* _RECORD SET_:
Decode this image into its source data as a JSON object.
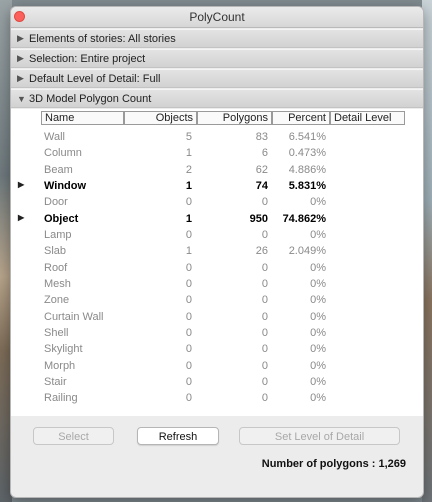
{
  "window": {
    "title": "PolyCount"
  },
  "sections": [
    {
      "label": "Elements of stories: All stories",
      "expanded": false
    },
    {
      "label": "Selection: Entire project",
      "expanded": false
    },
    {
      "label": "Default Level of Detail: Full",
      "expanded": false
    },
    {
      "label": "3D Model Polygon Count",
      "expanded": true
    }
  ],
  "table": {
    "columns": [
      "Name",
      "Objects",
      "Polygons",
      "Percent",
      "Detail Level"
    ],
    "rows": [
      {
        "name": "Wall",
        "objects": "5",
        "polygons": "83",
        "percent": "6.541%",
        "bold": false,
        "expandable": false
      },
      {
        "name": "Column",
        "objects": "1",
        "polygons": "6",
        "percent": "0.473%",
        "bold": false,
        "expandable": false
      },
      {
        "name": "Beam",
        "objects": "2",
        "polygons": "62",
        "percent": "4.886%",
        "bold": false,
        "expandable": false
      },
      {
        "name": "Window",
        "objects": "1",
        "polygons": "74",
        "percent": "5.831%",
        "bold": true,
        "expandable": true
      },
      {
        "name": "Door",
        "objects": "0",
        "polygons": "0",
        "percent": "0%",
        "bold": false,
        "expandable": false
      },
      {
        "name": "Object",
        "objects": "1",
        "polygons": "950",
        "percent": "74.862%",
        "bold": true,
        "expandable": true
      },
      {
        "name": "Lamp",
        "objects": "0",
        "polygons": "0",
        "percent": "0%",
        "bold": false,
        "expandable": false
      },
      {
        "name": "Slab",
        "objects": "1",
        "polygons": "26",
        "percent": "2.049%",
        "bold": false,
        "expandable": false
      },
      {
        "name": "Roof",
        "objects": "0",
        "polygons": "0",
        "percent": "0%",
        "bold": false,
        "expandable": false
      },
      {
        "name": "Mesh",
        "objects": "0",
        "polygons": "0",
        "percent": "0%",
        "bold": false,
        "expandable": false
      },
      {
        "name": "Zone",
        "objects": "0",
        "polygons": "0",
        "percent": "0%",
        "bold": false,
        "expandable": false
      },
      {
        "name": "Curtain Wall",
        "objects": "0",
        "polygons": "0",
        "percent": "0%",
        "bold": false,
        "expandable": false
      },
      {
        "name": "Shell",
        "objects": "0",
        "polygons": "0",
        "percent": "0%",
        "bold": false,
        "expandable": false
      },
      {
        "name": "Skylight",
        "objects": "0",
        "polygons": "0",
        "percent": "0%",
        "bold": false,
        "expandable": false
      },
      {
        "name": "Morph",
        "objects": "0",
        "polygons": "0",
        "percent": "0%",
        "bold": false,
        "expandable": false
      },
      {
        "name": "Stair",
        "objects": "0",
        "polygons": "0",
        "percent": "0%",
        "bold": false,
        "expandable": false
      },
      {
        "name": "Railing",
        "objects": "0",
        "polygons": "0",
        "percent": "0%",
        "bold": false,
        "expandable": false
      }
    ]
  },
  "buttons": {
    "select": {
      "label": "Select",
      "enabled": false
    },
    "refresh": {
      "label": "Refresh",
      "enabled": true
    },
    "set_lod": {
      "label": "Set Level of Detail",
      "enabled": false
    }
  },
  "summary": {
    "polygon_count": "Number of polygons : 1,269"
  },
  "icons": {
    "close": "close-icon",
    "collapsed": "triangle-right-icon",
    "expanded": "triangle-down-icon",
    "row_expand": "disclosure-triangle-icon"
  },
  "colors": {
    "close_button": "#fc605c",
    "section_bg": "#d9d9d9",
    "table_bg": "#ffffff",
    "muted_text": "#8a8a8a"
  }
}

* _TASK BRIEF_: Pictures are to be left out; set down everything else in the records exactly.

* _WRITTEN ANSWER_:
Decode this image into its source data as a JSON object.
{
  "window": {
    "title": "PolyCount"
  },
  "sections": [
    {
      "label": "Elements of stories: All stories",
      "expanded": false
    },
    {
      "label": "Selection: Entire project",
      "expanded": false
    },
    {
      "label": "Default Level of Detail: Full",
      "expanded": false
    },
    {
      "label": "3D Model Polygon Count",
      "expanded": true
    }
  ],
  "table": {
    "columns": [
      "Name",
      "Objects",
      "Polygons",
      "Percent",
      "Detail Level"
    ],
    "rows": [
      {
        "name": "Wall",
        "objects": "5",
        "polygons": "83",
        "percent": "6.541%",
        "bold": false,
        "expandable": false
      },
      {
        "name": "Column",
        "objects": "1",
        "polygons": "6",
        "percent": "0.473%",
        "bold": false,
        "expandable": false
      },
      {
        "name": "Beam",
        "objects": "2",
        "polygons": "62",
        "percent": "4.886%",
        "bold": false,
        "expandable": false
      },
      {
        "name": "Window",
        "objects": "1",
        "polygons": "74",
        "percent": "5.831%",
        "bold": true,
        "expandable": true
      },
      {
        "name": "Door",
        "objects": "0",
        "polygons": "0",
        "percent": "0%",
        "bold": false,
        "expandable": false
      },
      {
        "name": "Object",
        "objects": "1",
        "polygons": "950",
        "percent": "74.862%",
        "bold": true,
        "expandable": true
      },
      {
        "name": "Lamp",
        "objects": "0",
        "polygons": "0",
        "percent": "0%",
        "bold": false,
        "expandable": false
      },
      {
        "name": "Slab",
        "objects": "1",
        "polygons": "26",
        "percent": "2.049%",
        "bold": false,
        "expandable": false
      },
      {
        "name": "Roof",
        "objects": "0",
        "polygons": "0",
        "percent": "0%",
        "bold": false,
        "expandable": false
      },
      {
        "name": "Mesh",
        "objects": "0",
        "polygons": "0",
        "percent": "0%",
        "bold": false,
        "expandable": false
      },
      {
        "name": "Zone",
        "objects": "0",
        "polygons": "0",
        "percent": "0%",
        "bold": false,
        "expandable": false
      },
      {
        "name": "Curtain Wall",
        "objects": "0",
        "polygons": "0",
        "percent": "0%",
        "bold": false,
        "expandable": false
      },
      {
        "name": "Shell",
        "objects": "0",
        "polygons": "0",
        "percent": "0%",
        "bold": false,
        "expandable": false
      },
      {
        "name": "Skylight",
        "objects": "0",
        "polygons": "0",
        "percent": "0%",
        "bold": false,
        "expandable": false
      },
      {
        "name": "Morph",
        "objects": "0",
        "polygons": "0",
        "percent": "0%",
        "bold": false,
        "expandable": false
      },
      {
        "name": "Stair",
        "objects": "0",
        "polygons": "0",
        "percent": "0%",
        "bold": false,
        "expandable": false
      },
      {
        "name": "Railing",
        "objects": "0",
        "polygons": "0",
        "percent": "0%",
        "bold": false,
        "expandable": false
      }
    ]
  },
  "buttons": {
    "select": {
      "label": "Select",
      "enabled": false
    },
    "refresh": {
      "label": "Refresh",
      "enabled": true
    },
    "set_lod": {
      "label": "Set Level of Detail",
      "enabled": false
    }
  },
  "summary": {
    "polygon_count": "Number of polygons : 1,269"
  },
  "icons": {
    "close": "close-icon",
    "collapsed": "triangle-right-icon",
    "expanded": "triangle-down-icon",
    "row_expand": "disclosure-triangle-icon"
  },
  "colors": {
    "close_button": "#fc605c",
    "section_bg": "#d9d9d9",
    "table_bg": "#ffffff",
    "muted_text": "#8a8a8a"
  }
}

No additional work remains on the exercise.